I’ve read a handful of opinion pieces recently by self-appointed nature experts who assert that other people are doing wilderness or the outdoors “wrong.”
With the emergence of the video game Pokémon Go last summer, for example, many teens and young adults made their way for the first time into national parks, wildlife refuges and other natural areas to capture their virtual prizes. In turn, many older folks snorted that those young people were missing the point of nature.
I’ve noticed a similar sentiment regarding other ways in which the younger generation spends time in the outdoors. Critics complain that young people take too many selfies, do not engage in enough self-reflection, pack inappropriate and expensive gear, and talk too much.
But this is not just about a younger tech-connected generation versus an older, more traditionally inclined group of nature enthusiasts. There’s also a growing divide among bikers, runners, horseback riders, car campers, backpackers and recreational hikers. The prevailing opinion among outdoor recreationists seems to be, “I’m doing it right, and the rest of you are doing it wrong.” Nowadays, it seems, everyone has an expert opinion about how nature “should” be enjoyed.
To that, I say, hogwash. I have a friend who rarely goes outside. He is a self-professed “nature hater,” tough as this is for many of us to imagine. But when he started playing Pokémon Go, things changed. For the first time, he began spending long periods of time outdoors.
“There are a bunch of Pokémon nerds here at the City Park,” he once texted me. I, on the other hand, enjoy backpacking silently through some of the wildest parts of New Mexico. I loved slogging my way through every one of New Mexico’s wilderness areas in 2014. My friend may not have been there, but at least he has now found a way to connect with the outdoor world — never mind that it’s not my way.
Even as a wilderness trekker, I’m sure I’d bring scorn down upon myself if I encountered nature snobs out in the wild — the kind of people who would disapprove of my landscape selfies or my need to type random notes on my iPhone. (Nature inspires me to write, which I do using a lightweight device.) Does using my phone make me less valid as a hiker?
There is no one way to appreciate and enjoy nature, and I believe that as long as visitors are not harming the environment or ruining another person’s experience, they should be allowed to interact with the wild in the way that best suits them, without being judged for it.
The U.S. Forest Service alone manages 193 million acres of trails, developed recreation sites, streams, ski areas, heritage sites, byways, recreation and scenic areas, wilderness, wild and scenic rivers and national monuments. They were designed to be diverse and deserve to be appreciated in equally diverse ways.
I recognize that there are complex issues involved in outdoor recreation. The battle over whether bikes should be allowed inside designated wilderness is a contentious one, which at its core questions the interpretation of the Wilderness Act itself. On one hand, it opens a Pandora’s box: If mountain bikes are not considered motorized transportation, then what about other “non-motorized” vehicles? Must one person’s outdoor experience be sacrificed for another’s? Besides, some bikers would argue that their chosen form of recreation causes fewer impacts than horseback riding.

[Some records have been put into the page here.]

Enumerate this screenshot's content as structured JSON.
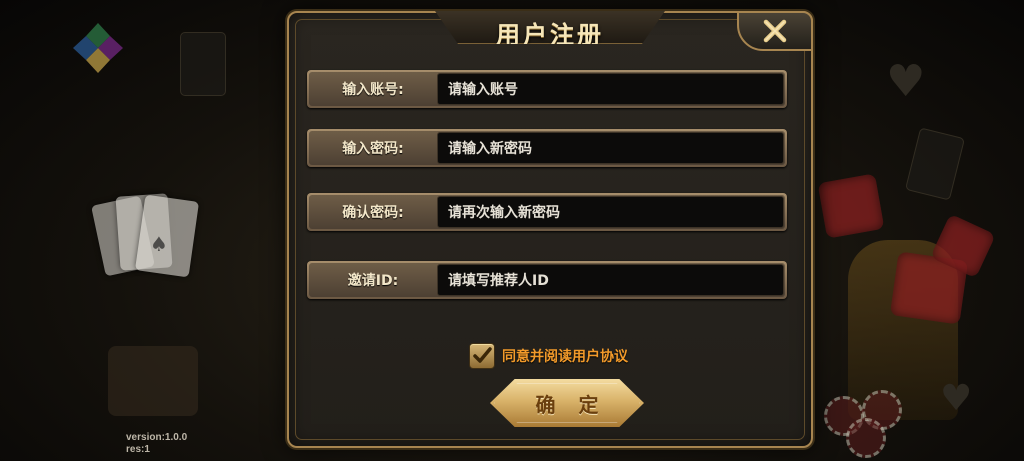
{
  "dialog": {
    "title": "用户注册",
    "close_icon": "close-icon"
  },
  "form": {
    "rows": [
      {
        "label": "输入账号:",
        "placeholder": "请输入账号"
      },
      {
        "label": "输入密码:",
        "placeholder": "请输入新密码"
      },
      {
        "label": "确认密码:",
        "placeholder": "请再次输入新密码"
      },
      {
        "label": "邀请ID:",
        "placeholder": "请填写推荐人ID"
      }
    ],
    "agreement": {
      "checked": true,
      "text": "同意并阅读用户协议"
    },
    "confirm_label": "确 定"
  },
  "footer": {
    "version": "version:1.0.0",
    "res": "res:1"
  },
  "colors": {
    "title_gold": "#f6e6b8",
    "frame_gold": "#a78550",
    "agree_orange": "#f29a2a",
    "button_gold": "#d9b36a"
  }
}
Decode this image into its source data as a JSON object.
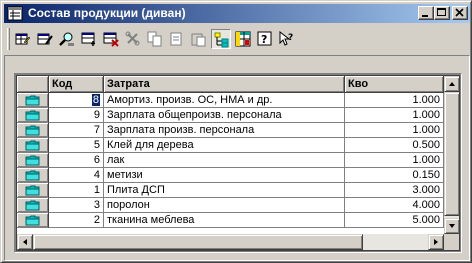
{
  "window": {
    "title": "Состав продукции (диван)"
  },
  "toolbar": {
    "buttons": [
      {
        "icon": "grid-edit-icon"
      },
      {
        "icon": "grid-props-icon"
      },
      {
        "icon": "magnifier-icon"
      },
      {
        "icon": "table-insert-icon"
      },
      {
        "icon": "table-delete-icon"
      },
      {
        "icon": "tools-icon"
      },
      {
        "icon": "copy-icon"
      },
      {
        "icon": "paste-icon"
      },
      {
        "icon": "clipboard-icon"
      },
      {
        "icon": "tree-view-icon"
      },
      {
        "icon": "grid-view-icon"
      },
      {
        "icon": "help-icon"
      },
      {
        "icon": "context-help-icon"
      }
    ]
  },
  "table": {
    "columns": [
      "Код",
      "Затрата",
      "Кво"
    ],
    "rows": [
      {
        "code": "8",
        "name": "Амортиз. произв. ОС, НМА и др.",
        "qty": "1.000",
        "selected": true
      },
      {
        "code": "9",
        "name": "Зарплата общепроизв. персонала",
        "qty": "1.000"
      },
      {
        "code": "7",
        "name": "Зарплата произв. персонала",
        "qty": "1.000"
      },
      {
        "code": "5",
        "name": "Клей для дерева",
        "qty": "0.500"
      },
      {
        "code": "6",
        "name": "лак",
        "qty": "1.000"
      },
      {
        "code": "4",
        "name": "метизи",
        "qty": "0.150"
      },
      {
        "code": "1",
        "name": "Плита ДСП",
        "qty": "3.000"
      },
      {
        "code": "3",
        "name": "поролон",
        "qty": "4.000"
      },
      {
        "code": "2",
        "name": "тканина  меблева",
        "qty": "5.000"
      }
    ]
  },
  "colors": {
    "titlebar_start": "#0a246a",
    "titlebar_end": "#a6caf0",
    "selection": "#0a246a",
    "face": "#d4d0c8"
  }
}
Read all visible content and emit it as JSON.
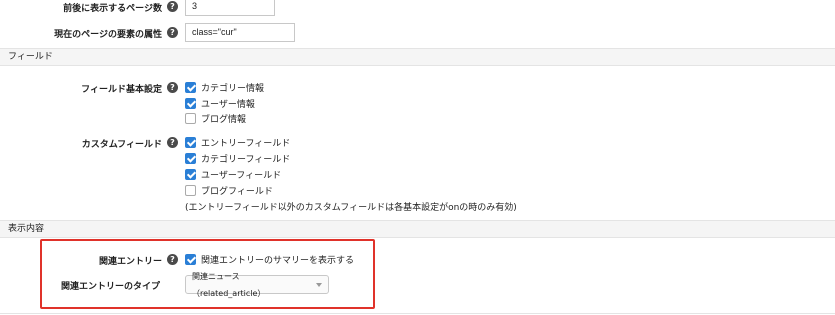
{
  "pagination": {
    "neighbor_pages_label": "前後に表示するページ数",
    "neighbor_pages_value": "3",
    "current_attr_label": "現在のページの要素の属性",
    "current_attr_value": "class=\"cur\""
  },
  "fields_section": {
    "title": "フィールド",
    "basic_label": "フィールド基本設定",
    "basic_options": [
      {
        "label": "カテゴリー情報",
        "checked": true
      },
      {
        "label": "ユーザー情報",
        "checked": true
      },
      {
        "label": "ブログ情報",
        "checked": false
      }
    ],
    "custom_label": "カスタムフィールド",
    "custom_options": [
      {
        "label": "エントリーフィールド",
        "checked": true
      },
      {
        "label": "カテゴリーフィールド",
        "checked": true
      },
      {
        "label": "ユーザーフィールド",
        "checked": true
      },
      {
        "label": "ブログフィールド",
        "checked": false
      }
    ],
    "custom_note": "(エントリーフィールド以外のカスタムフィールドは各基本設定がonの時のみ有効)"
  },
  "display_section": {
    "title": "表示内容",
    "related_label": "関連エントリー",
    "related_option": {
      "label": "関連エントリーのサマリーを表示する",
      "checked": true
    },
    "related_type_label": "関連エントリーのタイプ",
    "related_type_value": "関連ニュース（related_article）"
  },
  "help_glyph": "?",
  "colors": {
    "accent": "#2a7fd6",
    "highlight": "#e0322a",
    "section_bg": "#f5f5f5"
  }
}
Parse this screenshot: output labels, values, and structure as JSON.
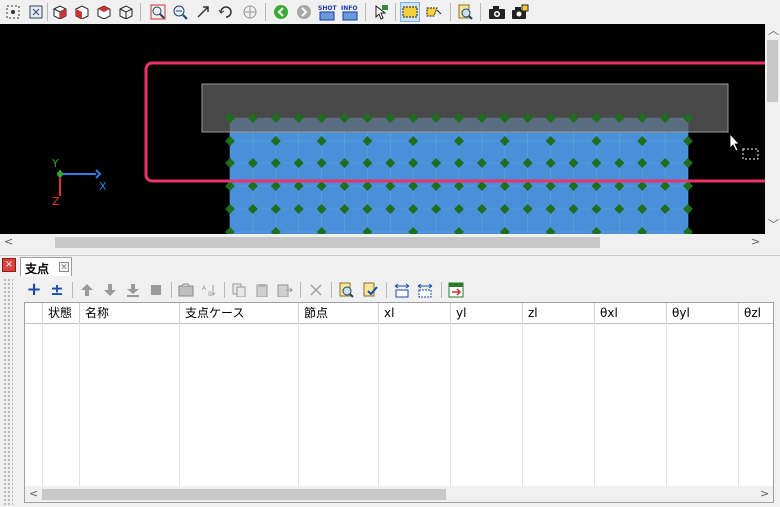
{
  "toolbar": {
    "buttons": [
      {
        "icon": "node-select-icon"
      },
      {
        "icon": "fit-view-icon"
      },
      {
        "icon": "view-3d-icon"
      },
      {
        "icon": "view-front-icon"
      },
      {
        "icon": "view-side-icon"
      },
      {
        "icon": "view-wire-icon"
      },
      {
        "icon": "zoom-window-icon"
      },
      {
        "icon": "zoom-out-icon"
      },
      {
        "icon": "zoom-arrow-icon"
      },
      {
        "icon": "rotate-icon"
      },
      {
        "icon": "pan-icon"
      },
      {
        "icon": "back-icon"
      },
      {
        "icon": "forward-icon"
      },
      {
        "icon": "shot-icon",
        "label": "SHOT"
      },
      {
        "icon": "info-icon",
        "label": "INFO"
      },
      {
        "icon": "pointer-select-icon"
      },
      {
        "icon": "rect-select-icon"
      },
      {
        "icon": "lasso-select-icon"
      },
      {
        "icon": "find-icon"
      },
      {
        "icon": "camera-icon"
      },
      {
        "icon": "camera-save-icon"
      }
    ],
    "colors": {
      "select_highlight": "#cce4f7",
      "back_green": "#3aaa35"
    }
  },
  "viewport": {
    "background": "#000000",
    "axes": {
      "y_label": "Y",
      "x_label": "X",
      "z_label": "Z"
    },
    "colors": {
      "mesh": "#4a90d9",
      "nodes": "#1e6e1e",
      "selection_box": "#e8336b",
      "plate": "#4a4a4a"
    }
  },
  "panel": {
    "tab_label": "支点",
    "close_x": "×"
  },
  "panel_toolbar": {
    "buttons": [
      {
        "icon": "add-icon",
        "label": "+"
      },
      {
        "icon": "add-multiple-icon",
        "label": "±"
      },
      {
        "icon": "move-up-icon"
      },
      {
        "icon": "move-down-icon"
      },
      {
        "icon": "move-bottom-icon"
      },
      {
        "icon": "move-end-icon"
      },
      {
        "icon": "import-icon"
      },
      {
        "icon": "sort-icon"
      },
      {
        "icon": "copy-icon"
      },
      {
        "icon": "paste-icon"
      },
      {
        "icon": "paste-special-icon"
      },
      {
        "icon": "delete-icon"
      },
      {
        "icon": "find-icon"
      },
      {
        "icon": "check-icon"
      },
      {
        "icon": "fit-columns-icon"
      },
      {
        "icon": "auto-width-icon"
      },
      {
        "icon": "export-icon"
      }
    ]
  },
  "grid": {
    "columns": [
      "",
      "状態",
      "名称",
      "支点ケース",
      "節点",
      "xl",
      "yl",
      "zl",
      "θxl",
      "θyl",
      "θzl"
    ],
    "rows": []
  }
}
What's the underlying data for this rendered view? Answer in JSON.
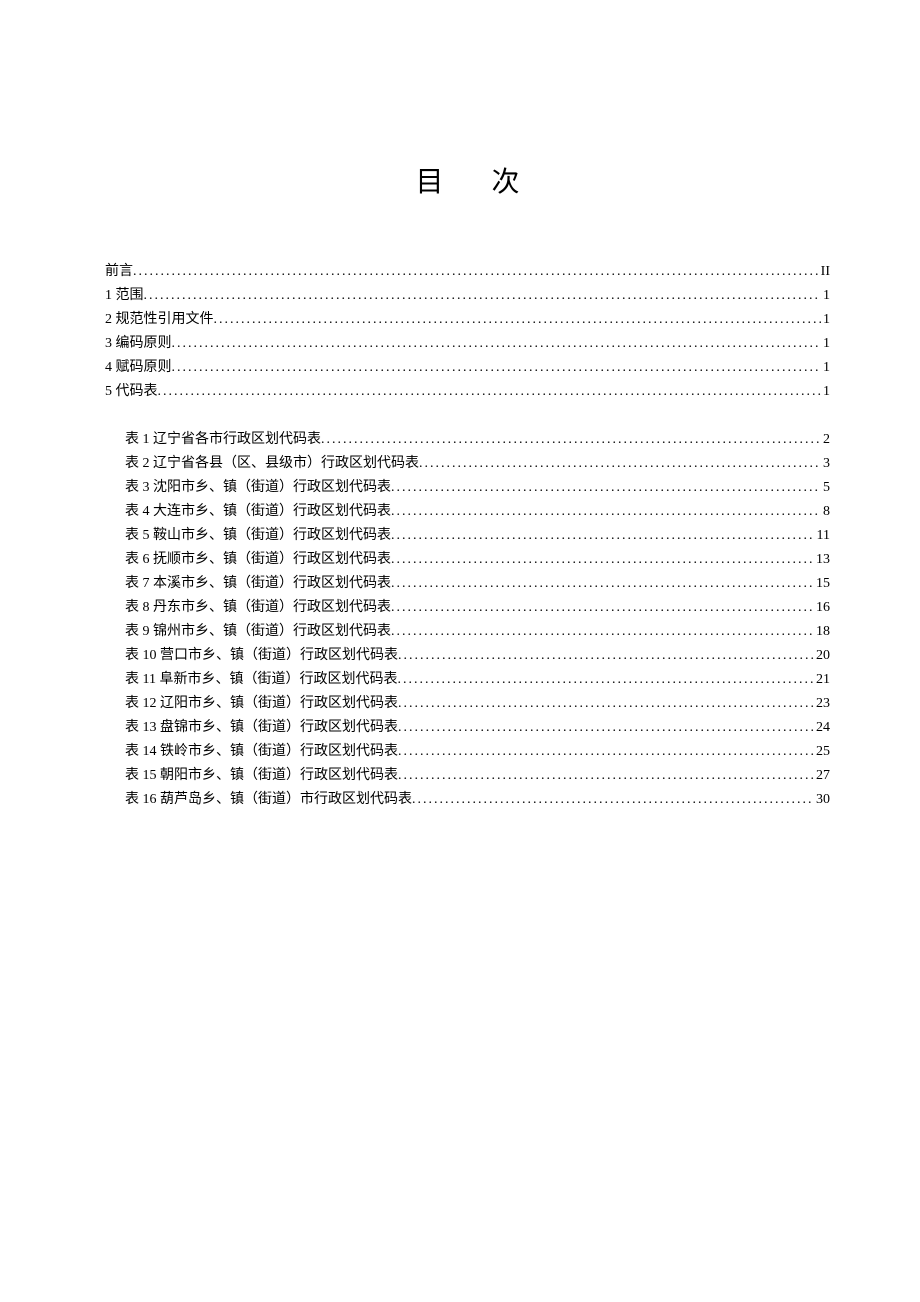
{
  "title": "目次",
  "main_entries": [
    {
      "label": "前言",
      "page": "II"
    },
    {
      "label": "1 范围",
      "page": "1"
    },
    {
      "label": "2 规范性引用文件",
      "page": "1"
    },
    {
      "label": "3 编码原则",
      "page": "1"
    },
    {
      "label": "4 赋码原则",
      "page": "1"
    },
    {
      "label": "5 代码表",
      "page": "1"
    }
  ],
  "table_entries": [
    {
      "label": "表 1 辽宁省各市行政区划代码表",
      "page": "2"
    },
    {
      "label": "表 2 辽宁省各县（区、县级市）行政区划代码表",
      "page": "3"
    },
    {
      "label": "表 3 沈阳市乡、镇（街道）行政区划代码表",
      "page": "5"
    },
    {
      "label": "表 4 大连市乡、镇（街道）行政区划代码表",
      "page": "8"
    },
    {
      "label": "表 5 鞍山市乡、镇（街道）行政区划代码表",
      "page": "11"
    },
    {
      "label": "表 6 抚顺市乡、镇（街道）行政区划代码表",
      "page": "13"
    },
    {
      "label": "表 7 本溪市乡、镇（街道）行政区划代码表",
      "page": "15"
    },
    {
      "label": "表 8 丹东市乡、镇（街道）行政区划代码表",
      "page": "16"
    },
    {
      "label": "表 9 锦州市乡、镇（街道）行政区划代码表",
      "page": "18"
    },
    {
      "label": "表 10 营口市乡、镇（街道）行政区划代码表",
      "page": "20"
    },
    {
      "label": "表 11 阜新市乡、镇（街道）行政区划代码表",
      "page": "21"
    },
    {
      "label": "表 12 辽阳市乡、镇（街道）行政区划代码表",
      "page": "23"
    },
    {
      "label": "表 13 盘锦市乡、镇（街道）行政区划代码表",
      "page": "24"
    },
    {
      "label": "表 14 铁岭市乡、镇（街道）行政区划代码表",
      "page": "25"
    },
    {
      "label": "表 15 朝阳市乡、镇（街道）行政区划代码表",
      "page": "27"
    },
    {
      "label": "表 16 葫芦岛乡、镇（街道）市行政区划代码表",
      "page": "30"
    }
  ]
}
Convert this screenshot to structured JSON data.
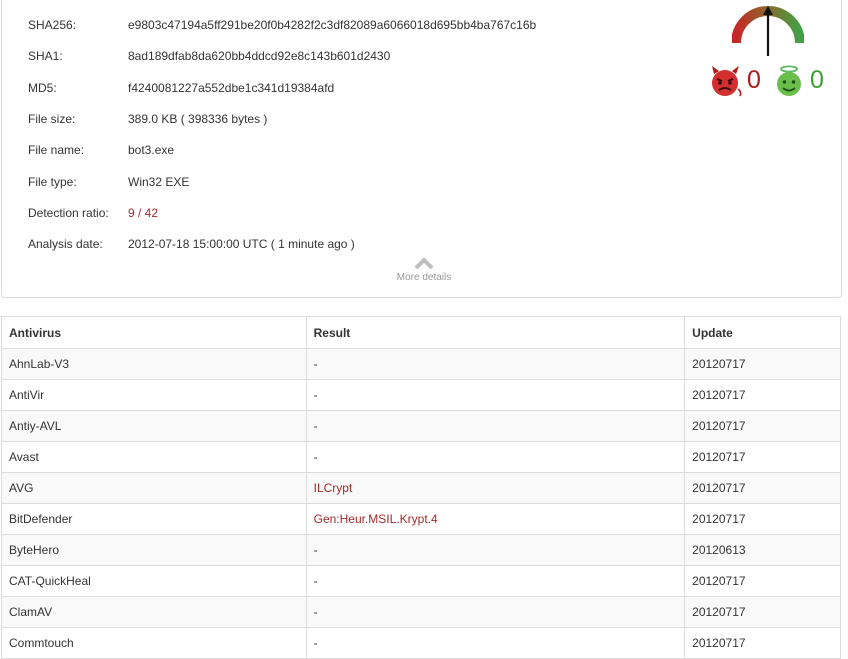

Recreationists do cause impacts, and littering, altering or creating new trails, and disturbing wildlife are all crimes worthy of scorn from the outdoor police. But people who enjoy the outdoors in a way that suits them and does no harm? Not a problem.
So let’s quit expecting others to imitate our own personal experiences and values and instead encourage them to just get outside. The West is home to hundreds of forests, along with national and state parks and monuments, and there are hundreds of ways to experience them. Whether folks are glamping (indulging in luxury camping), fishing, bird watching, hunting, hiking, adding flair to their Instagram feeds or searching for imaginary tech creatures, they are still outside, interacting with nature.
At a time when too many people are being told they don’t belong in the United States, I hope the outdoor community will say there’s still a place for everyone on America’s public lands.
Note: the opinions expressed in this column are those of the writer and do not necessarily reflect those of High Country News, its board or staff. If you'd like to share an opinion piece of your own, please write Betsy Marston at firstname.lastname@example.org.